Sunday, May 6, 2012

How To Draw Ponies by Thelwell

How To Draw Ponies hardback book (front cover)
“In the course of my work as an illustrator and cartoonist, I have drawn almost every subject under the sun at one time or another, or so it seems to me….But the most frequent question is ‘How do you draw those ponies?’ Why ponies should be singled out in this way, I am not sure, and the simple, truthful answer ‘The same way that I draw anything else’ does not seem to satisfy anyone.”

Thus begins the introduction to How To Draw Ponies by Thelwell published by Methuen Children’s Books Ltd., 1982.

How To Draw Ponies hardback book (back cover)
I have been a fan of Thelwell since my parents bought me Thelwell’s Horse Box when I was a little girl. Like many girls, I have been horse-crazy for most of my life. I have also been drawing horses for as long as I can remember. I still have scraps of paper from high school covered in sketches of ponies, fancy jumpers, and horses of all kinds.

I became aware of How To Draw Ponies recently after stumbling across of few poor scans of some of the pages on the Internet. To my amazement, I noticed that the text from one wobbly image from one half page from somewhere in this book was saying something about drawing horses that I had never heard before. That got my attention. When I looked into it further I realized that this page was from a drawing book written by Norman Thelwell. Wow! I just had to have it for my library. Long out of print and not in US libraries, How To Draw Ponies, proved an expensive book to acquire but well worth the effort.  

Unlike a more modern “How-To” art book, How To Draw Ponies is written to demand a rather higher level of consideration from the reader. It encourages a spirit of artistic experimentation that can appeal to a wide variety of readers from little kids to artists like myself (who are still kids at heart anyway.)

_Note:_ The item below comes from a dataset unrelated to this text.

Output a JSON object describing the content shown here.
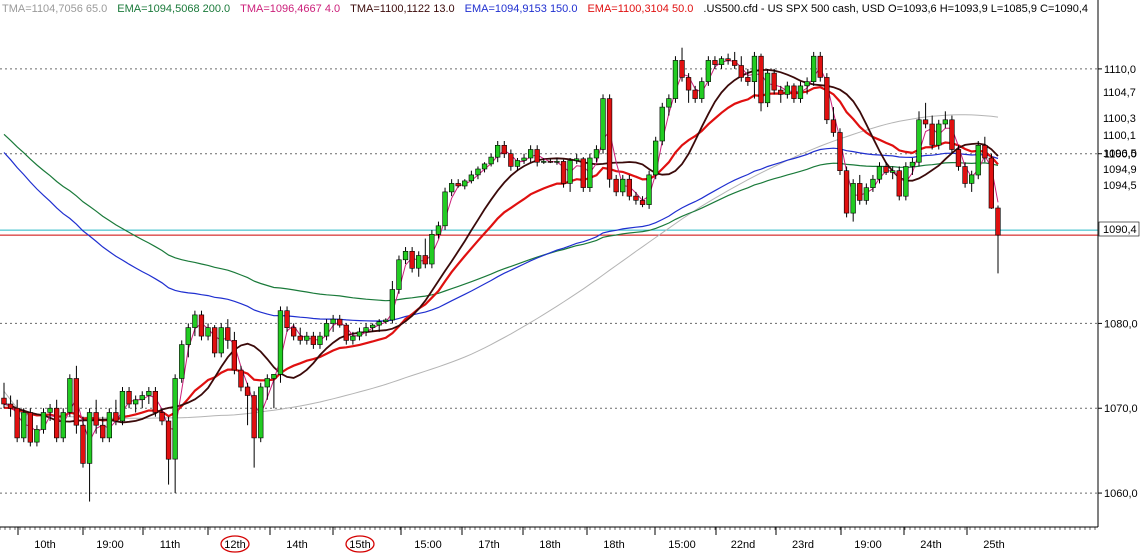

How To Draw Ponies interior page
How To Draw Ponies is filled with theories and opinions by Thelwell about how he went about drawing his ponies and other subjects. It covers topics ranging from the anatomy and structure of ponies, the basic shapes that make up a Thelwell pony and rider, the movement of the pony, expressions of his face and tail, drawing tools, the use of light and shadow, and the development of the cartoon from sketch to final. And all in less than 60 pages! It was nice to read a book that, although meant for children, is also quite useful for adults. As an added bonus it’s also filled with Thelwell illustrations that are particular to this little book.

How To Draw Ponies is not one of those “follow-along-with-me” art books that we are so familiar with today. Instead, it lays out Thelwell’s theories and thoughts on drawing and gives readers tools to play with. It encourages you to get out there and get some graphite and ink on your hands. It doesn’t hold your hand as much as encourage you to adventure.

“Come on everyone, let’s draw!” it tells you.

That’s just what I’m going to do this afternoon.


  1. My daughters and I loved Thelwell's ponies. I have really enjoyed seeing your drawings and just wanted to let you know.

    1. Thanks so much Toliver. I'm really glad you stopped by. :-)